Magazine article USA TODAY

Protecting against Physical Disaster. (Business)

Magazine article USA TODAY

Protecting against Physical Disaster. (Business)

Article excerpt

As the terrorist attacks of Sept. 11 so vividly illustrated, a business can be struck by disaster at any time. While most will never be hit by terrorists, physical disasters can take many forms, including earthquakes, vandalism, floods, tornadoes, and fire. Many small businesses around the country are not prepared to recover financially from such disasters.

Unpreparedness is a major reason why 40% of all businesses hit by a natural disaster fail to reopen, and another 25% that do will close within a year, according to the Federal Emergency Management Agency. Many operate on thin margins, and any major disruption in cash flow is often fatal. Businesses that reopen often are crippled by staff turnover, increased debt, or, in the event of a widespread disaster, a regional or even national economic downturn.

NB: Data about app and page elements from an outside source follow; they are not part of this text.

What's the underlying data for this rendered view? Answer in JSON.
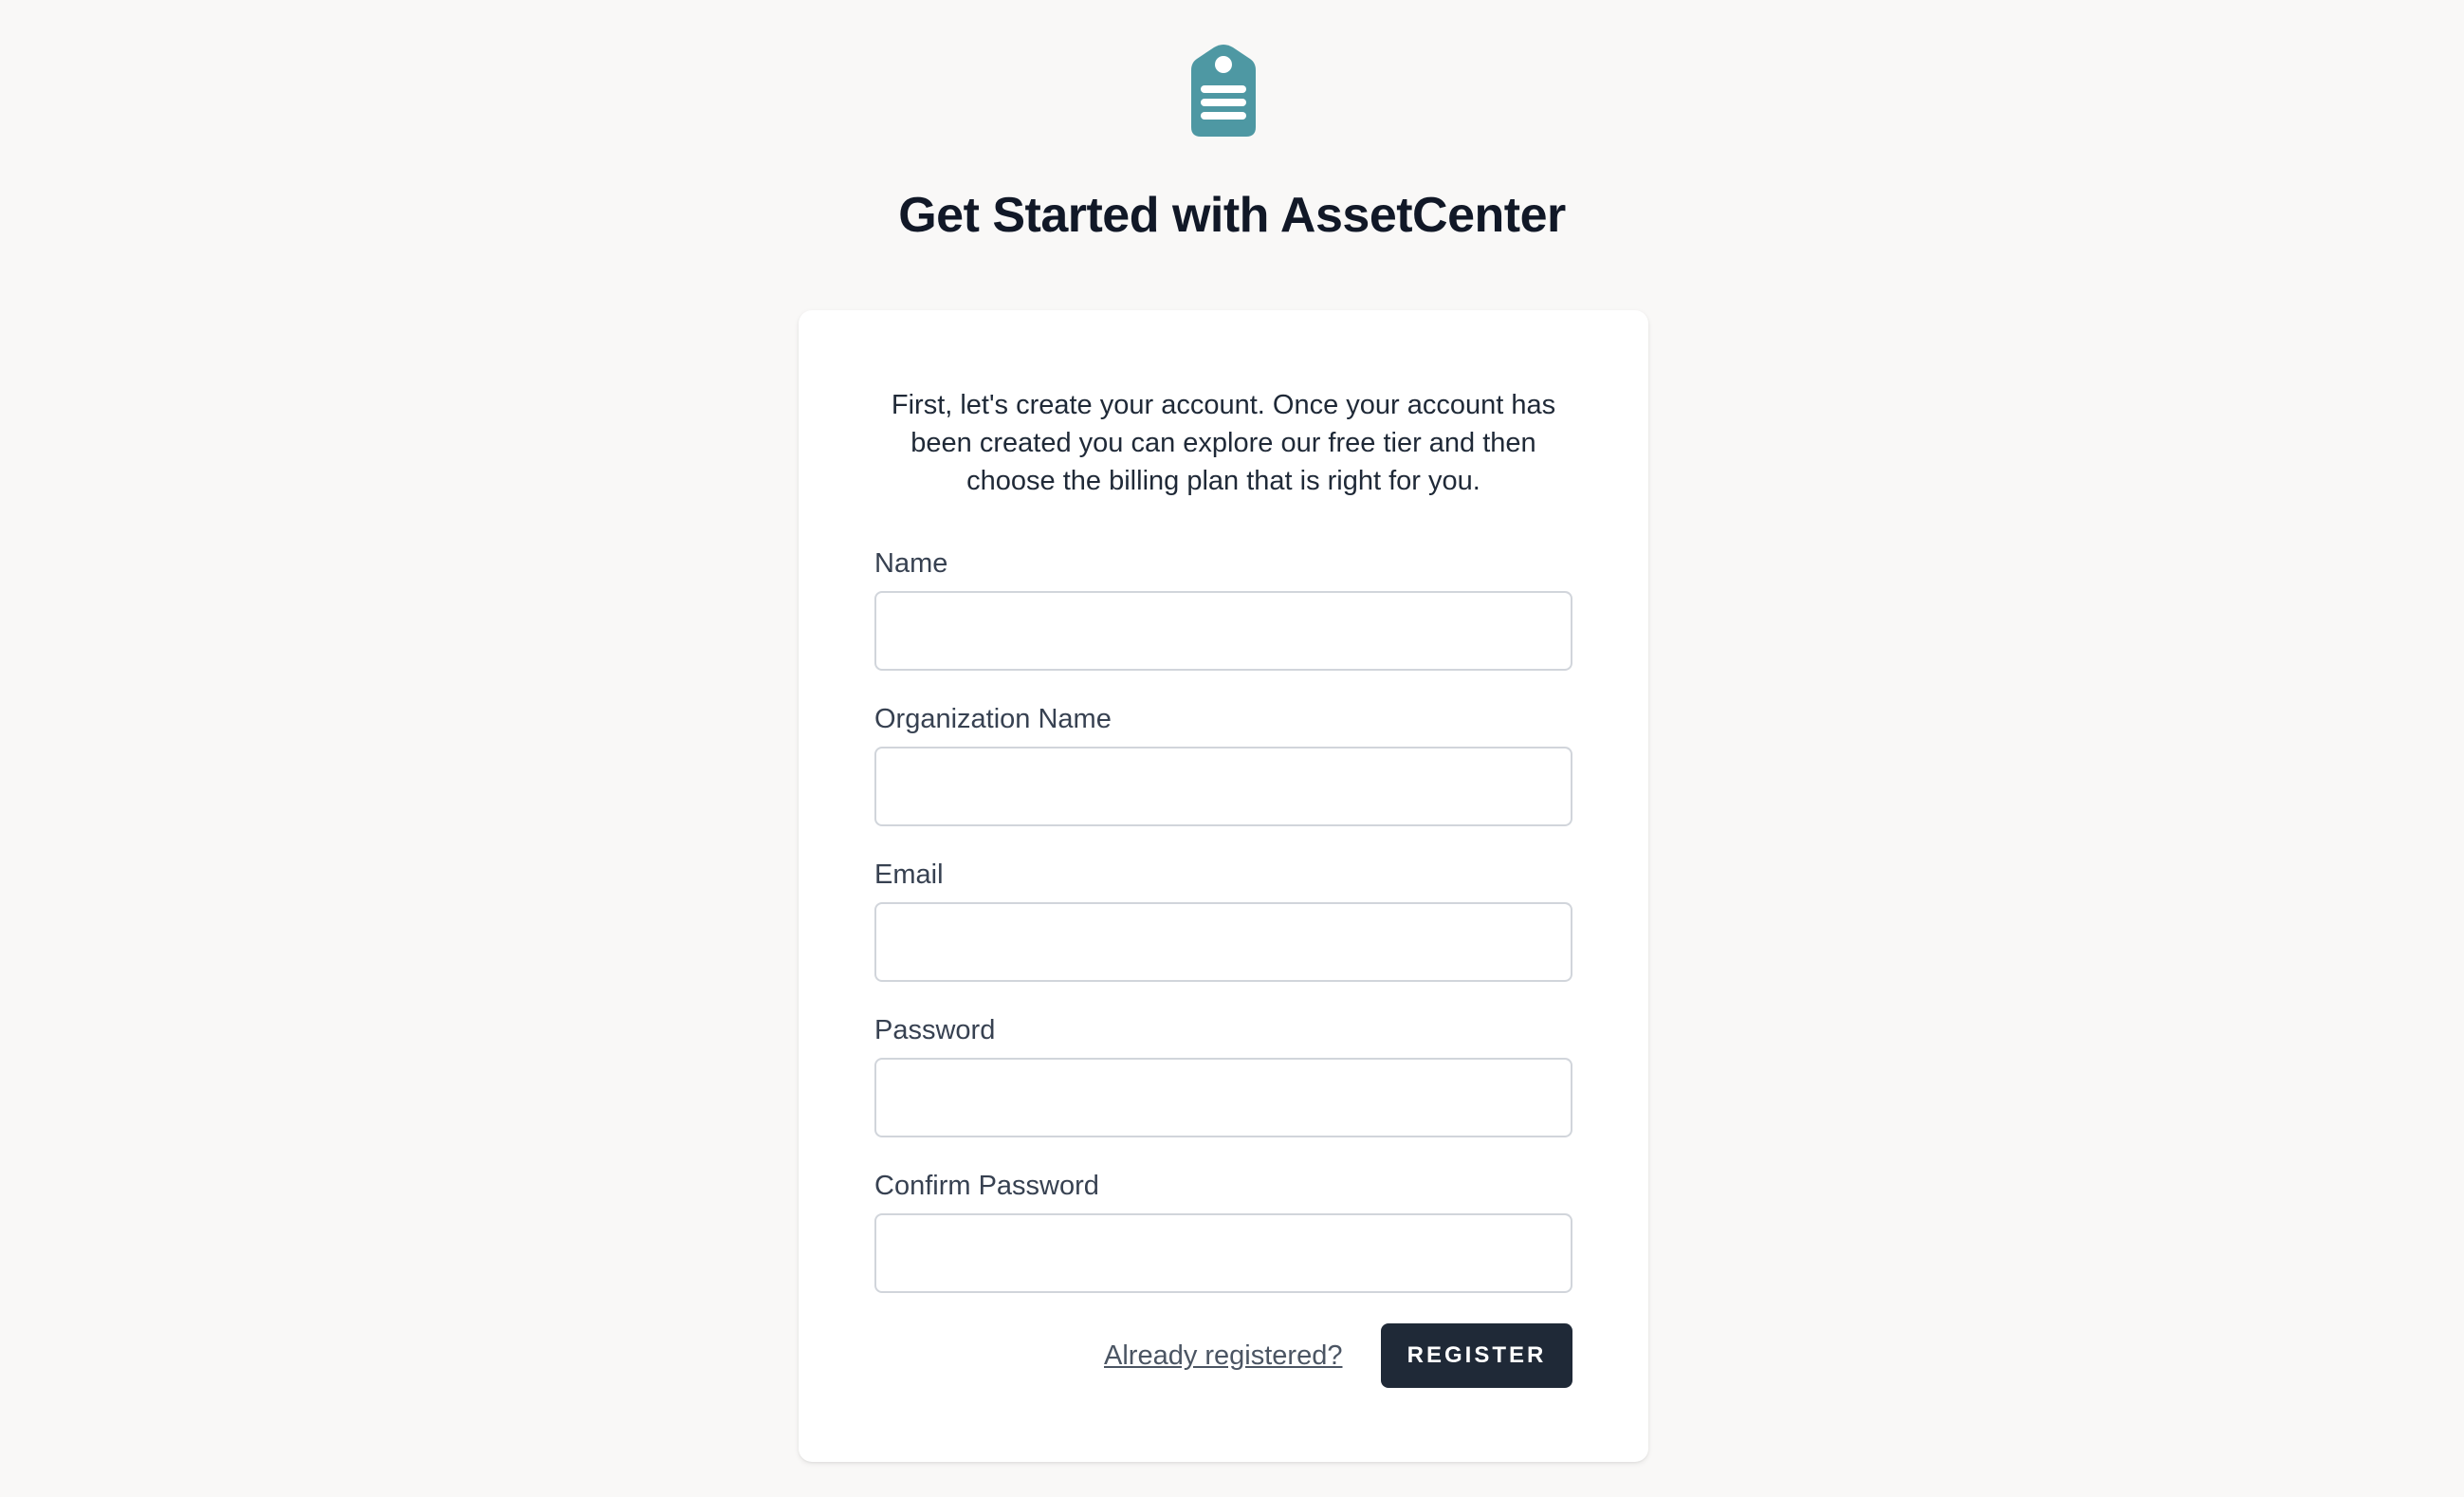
{
  "brand": {
    "logo_icon": "asset-tag-icon",
    "accent_color": "#4e98a3"
  },
  "header": {
    "title": "Get Started with AssetCenter"
  },
  "card": {
    "intro": "First, let's create your account. Once your account has been created you can explore our free tier and then choose the billing plan that is right for you."
  },
  "form": {
    "fields": [
      {
        "label": "Name",
        "value": "",
        "placeholder": ""
      },
      {
        "label": "Organization Name",
        "value": "",
        "placeholder": ""
      },
      {
        "label": "Email",
        "value": "",
        "placeholder": ""
      },
      {
        "label": "Password",
        "value": "",
        "placeholder": ""
      },
      {
        "label": "Confirm Password",
        "value": "",
        "placeholder": ""
      }
    ],
    "login_link": "Already registered?",
    "submit_label": "REGISTER"
  }
}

While a small business cannot always prevent Mother Nature or terrorists from striking, it can prepare financially for such a catastrophe. Here are some steps to take, suggested by the Financial Planning Association, Denver, Colo.

Assess the potential risks. Some businesses need only rented office space and a few phones to be up and running, while others depend heavily on their existing structure and production facilities. Analyze what types of natural disasters you potentially face and what impact different disasters might have on your ability to continue operations. What inventory is at risk? How quickly could you find alternative office space? What would happen to your employees, customers, suppliers, and distributors?

Prepare a disaster recovery plan before a calamity hits. Draw up and practice an evacuation plan for your employees and customers. Identify the activities and resources critical to resuming operation, including a list of skeleton staff. Identify alternate locations, equipment, and suppliers you could use. Keep a list offsite of key people to contact, including disaster-relief agencies, clients, suppliers, and insurance companies. Keep insurance policies offsite, and maintain emergency cash reserves.

Reduce risks. Damage from a disaster often can be minimized or even prevented. Have an insurance company assess the potential risks and update this assessment annually. …

Search by... Author
Show... All Results Primary Sources Peer-reviewed

Oops!

An unknown error has occurred. Please click the button below to reload the page. If the problem persists, please try again in a little while.